The Lord of the Flies Characters: Exploring the Depths of Human Nature
William Golding’s classic novel, “The Lord of the Flies,” presents a fascinating array of characters who serve as a microcosm of society and offer profound insights into the human condition. These characters undergo a transformation on a deserted island, reflecting the dark aspects of human nature and the impact of civilization’s breakdown.
1. Ralph: The Protagonist
Ralph is introduced as the novel’s charismatic and rational leader. Elected as the “chief” due to his charisma and the possession of the conch shell, he symbolizes the voice of reason and democracy. As the story unfolds, Ralph strives to maintain order and hopes for rescue. However, his leadership is challenged by the emerging chaos, particularly Jack’s violent and aggressive faction.

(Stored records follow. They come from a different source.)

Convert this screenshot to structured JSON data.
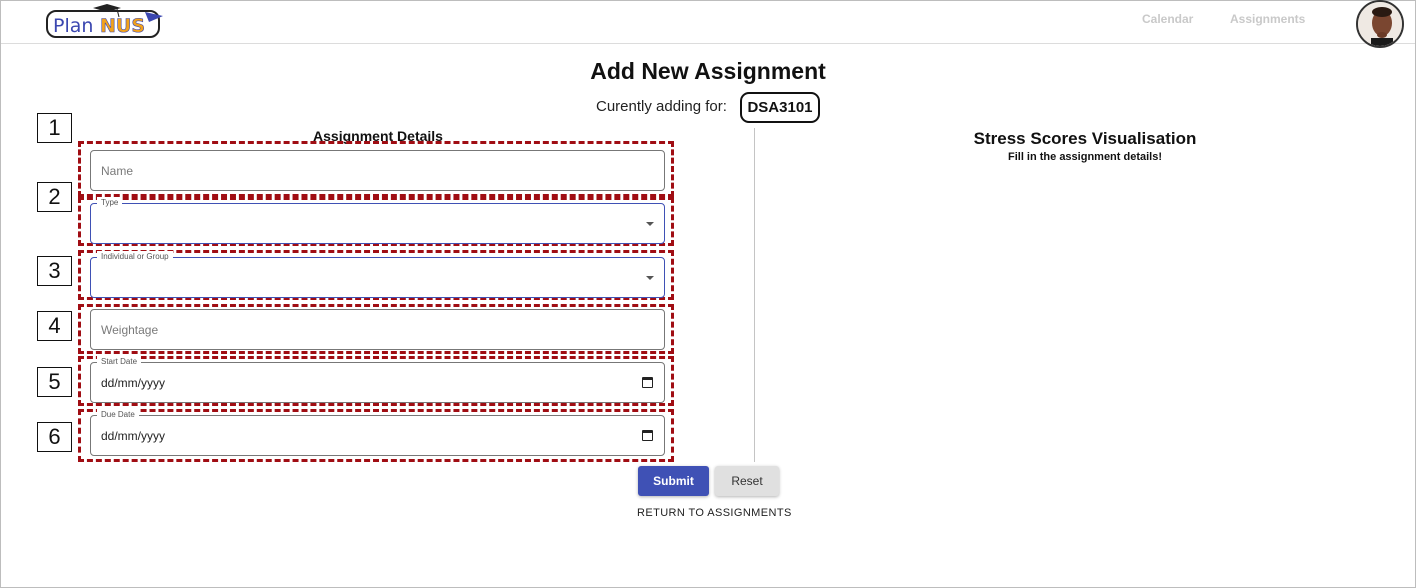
{
  "nav": {
    "logo_text_plain": "Plan",
    "logo_text_accent": "NUS",
    "calendar": "Calendar",
    "assignments": "Assignments"
  },
  "page": {
    "title": "Add New Assignment",
    "adding_for_label": "Curently adding for:",
    "module": "DSA3101"
  },
  "form": {
    "section_title": "Assignment Details",
    "name": {
      "placeholder": "Name",
      "value": ""
    },
    "type": {
      "label": "Type",
      "value": ""
    },
    "group": {
      "label": "Individual or Group",
      "value": ""
    },
    "weightage": {
      "placeholder": "Weightage",
      "value": ""
    },
    "start_date": {
      "label": "Start Date",
      "value": "dd/mm/yyyy"
    },
    "due_date": {
      "label": "Due Date",
      "value": "dd/mm/yyyy"
    },
    "submit": "Submit",
    "reset": "Reset",
    "return": "RETURN TO ASSIGNMENTS"
  },
  "annotations": [
    "1",
    "2",
    "3",
    "4",
    "5",
    "6"
  ],
  "visualisation": {
    "title": "Stress Scores Visualisation",
    "subtitle": "Fill in the assignment details!"
  },
  "colors": {
    "primary": "#3f51b5",
    "annotation_dash": "#a00d13",
    "nav_muted": "#c9c9c9"
  }
}
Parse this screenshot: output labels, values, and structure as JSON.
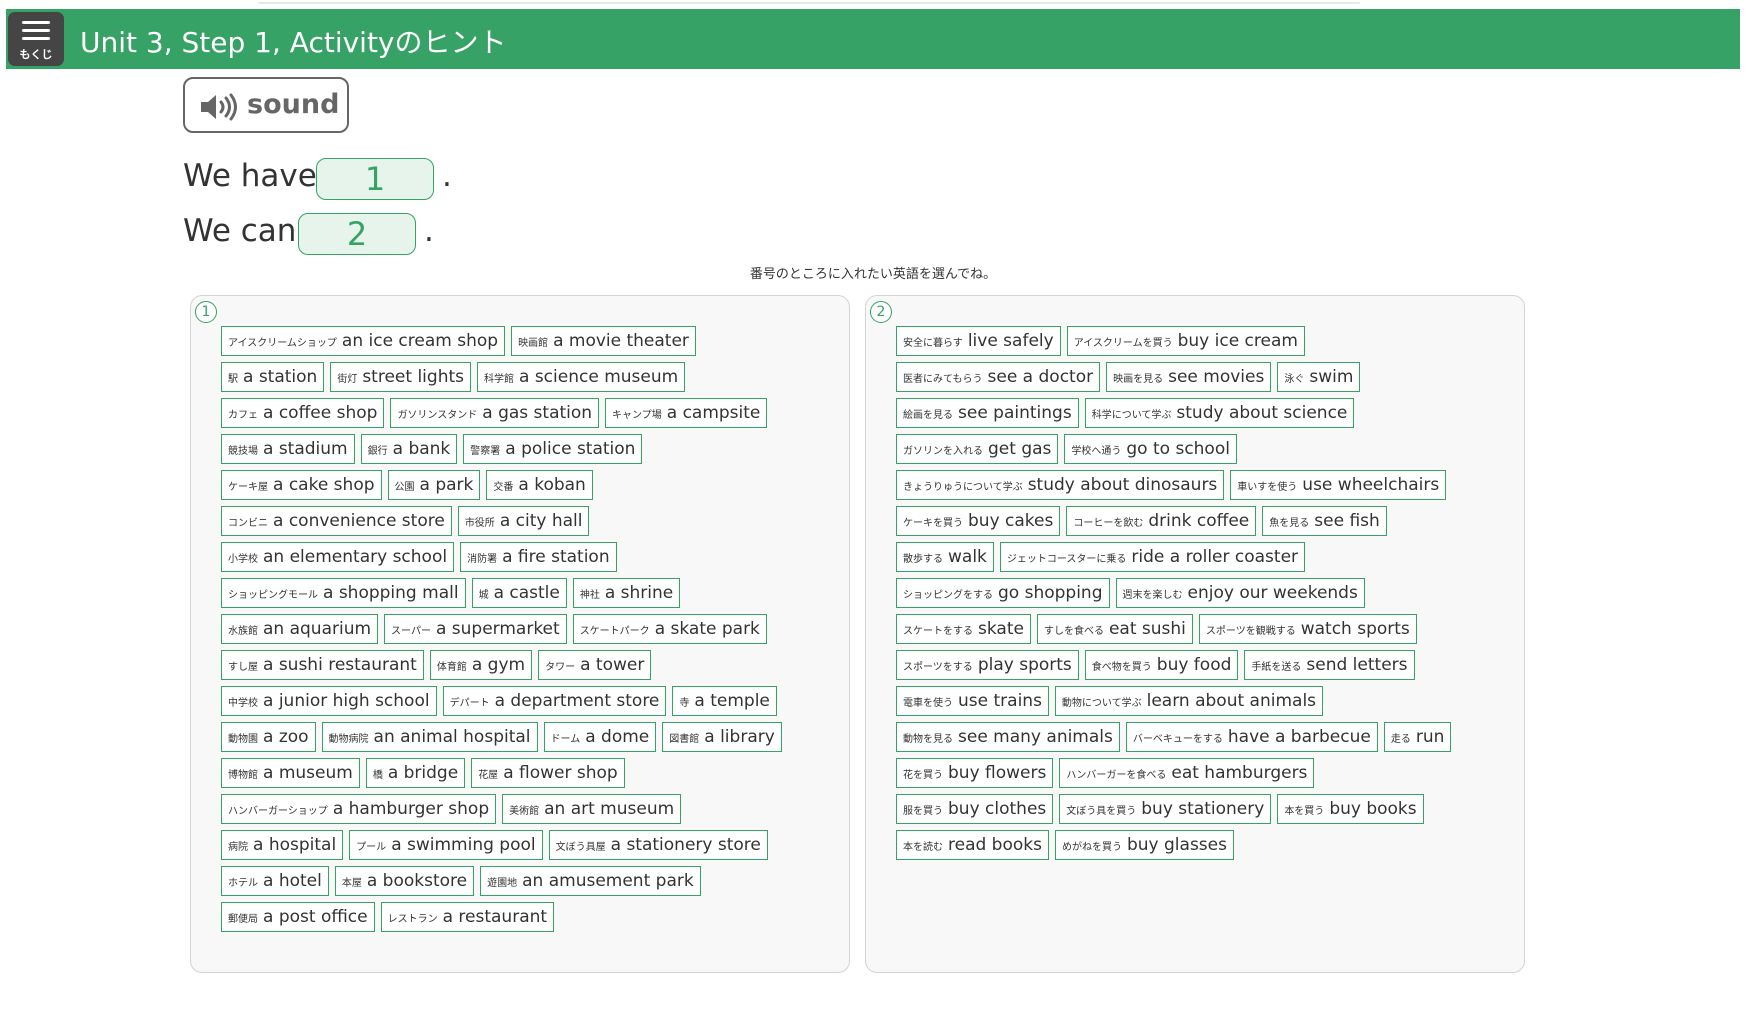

2. Jack Merridew: The Antagonist
Jack, the novel’s antagonist, represents the darker side of human nature. Initially, he is the leader of the choirboys, valuing power, hunting, and indulging in primitive instincts. Jack’s character undergoes a significant transformation as he evolves from a charismatic choir leader into a tyrannical hunter who establishes his tribe and abandons the ideals of civilization.
3. Piggy: The Intellectual
Piggy is the intellectual voice of reason among the boys. He embodies rationality, intellect, and civilization. His iconic glasses serve as a symbol of intelligence and hope. However, Piggy is often marginalized and ridiculed by the others. His tragic fate and the treatment he receives highlight the cruelty that can emerge when society breaks down.
4. Simon: The Mystic
Simon is depicted as a mystical and introspective character who seeks understanding and connection with nature. He often serves as the voice of reason and spirituality, providing insights into the boys’ situation. His encounter with “The Lord of the Flies” and his tragic fate symbolize the clash between reason and primal instincts.
5. Roger: The Sadist
Roger is portrayed as a character who enjoys cruelty and violence. His actions, such as the deliberate killing of Piggy with a boulder, exemplify the brutal potential of human nature when freed from societal constraints. He serves as a chilling reminder of the darkness within.
6. The Naval Officer: The Adult Authority
The novel concludes with the arrival of the naval officer, symbolizing adult authority and civilization. His presence serves as a stark contrast to the chaotic and savage state of the boys. It highlights the disconnect between the adult world and the children’s descent into darkness.
Lord of the Flies Study Guide: Unraveling the Darkness Within
The “Lord of the Flies Study Guide: Unraveling the Darkness Within” is your essential companion to explore the profound themes and characters in William Golding’s iconic novel. As you embark on this literary journey, you’ll delve into the depths of human nature and the fragile balance between civilization and chaos.
This guide offers chapter summaries that dissect the story’s evolution, from the initial order and leadership represented by Ralph to the gradual descent into savagery under Jack’s rule. You’ll explore the significance of key symbols, such as the conch shell, the signal fire, and the enigmatic “Beast,” unraveling their deeper meanings.
Character analysis dissects the complexities of Ralph, Jack, Piggy, Simon, and Roger, providing a nuanced understanding of their roles and development. Discussion topics and essay prompts encourage critical thinking, while key quotes shed light on the novel’s central messages.
Ultimately, “Lord of the Flies” is a mirror reflecting the dark facets of human nature, and this study guide equips you to navigate its intricate exploration of civilization’s unraveling.
[You can Also Read: Unraveling the Mystery: A Summary of “The Bourne Identity”]
“Lord of the Flies” remains an extraordinary novel, offering ongoing inspiration and a platform for contemplation. This comprehensive study guide serves as a valuable resource for comprehending the narrative’s intricacies, symbolism, and profound thematic content. Readers and students alike can use this guide to explore the darkness within humanity and the fragility of civilization, as depicted in William Golding’s masterpiece.